A grant from the Hastings District Council’s contestable grants fund is a big boost to Inspire in Education’s aims to
help young Māori learners achieve success, says the charitable trust’s founder and general manager Conrad Waitoa.
In this year’s funding round Inspire in Education, which was founded in February 2017, was one of 32 community
organisations to receive a council grant, awarded $9,500 to put towards its youth development programme.
Mr Waitoa says the trust was formed to provide a range of professional learning and development services to assist
schools with Māori cultural competence standards and Māori curriculum design, and to prepare Māori students for
educational success and good employment opportunities.
It was introduced at Havelock North Intermediate School, of which Mr Waitoa is the Board of Trustees chairman, and uses
a kaupapa Māori approach to identify students’ strengths, weaknesses, career and education goals.

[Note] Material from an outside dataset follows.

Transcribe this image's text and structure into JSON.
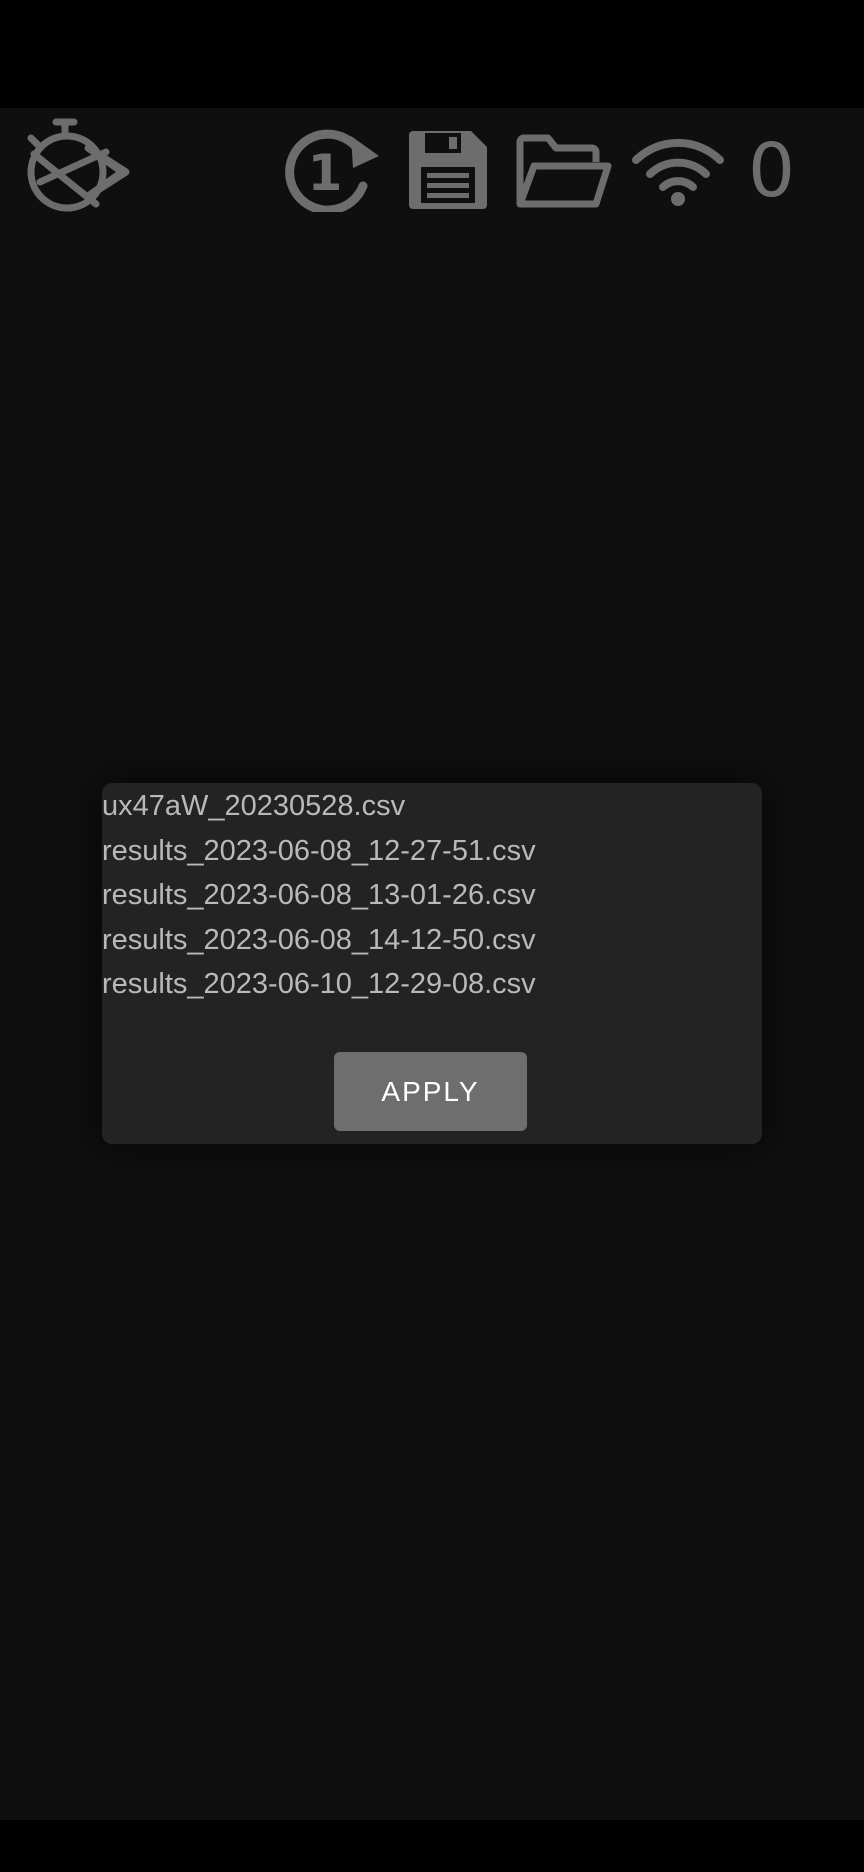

“It’s well known that Māori students, in particular Māori boys, not all, but some, are often over-represented at the
tail-end of our educational achievement curve, with substantially lower achievement in writing, reading, maths and
technology than their female classmates, and most certainly compared to Pākehā students of the same age, and in the same
“So it stands to reason that we must have targets aimed at improving the achievement of Māori boys in education.”
To that end, his programme uses innovative, relevant and contemporary methods to engage, interact with, and keep the
learner interested in and yearning for further education, he says.
This includes supporting the delivery of Māori language culture and identity in the classroom among communities of
learning, providing schools with evidence-based advice to lift Māori student achievement, assisting with wraparound
services for students at risk of underachievement, and fostering successful partnerships with parents, whanau, hapū,
iwi, communities, and businesses focused on educational success for Māori.
Since starting, discussions have been held about introducing the programme to other intermediate schools in the Hastings
district, and he has engaged in professional development with teachers – the overall mission being for Inspire in
Education to be no longer needed in a generation’s time.
Initially self-funded, Mr Waitoa says the council’s assistance has “given the programme hope and will enable us to
inspire more akonga (students).
“It’s a step forward to achieving our mission goals: to see our tamariki walking tall and proud in both worlds – te ao
Māori me te ao Pākehā (the Māori world and the Pākehā world), which will replace the commonly used labels such as ‘at
risk’ with ‘at promise’ and ‘vulnerable’ with ‘valuable’ by producing rangatira for the future.
“Rangatira being our leaders, future parents, employers and kaiako to their whanau.”
Ultimately, he says the goal is to expand the programme further across Hawke’s Bay.
Council social and cultural development committee chairman Malcolm Dixon says the project is meeting a real need in the
“It’s providing our Māori youth with an opportunity to experience success by identifying their own goals and setting
achievable targets around them.
“The committee felt this project had huge potential and we were keen to support it in its infancy.”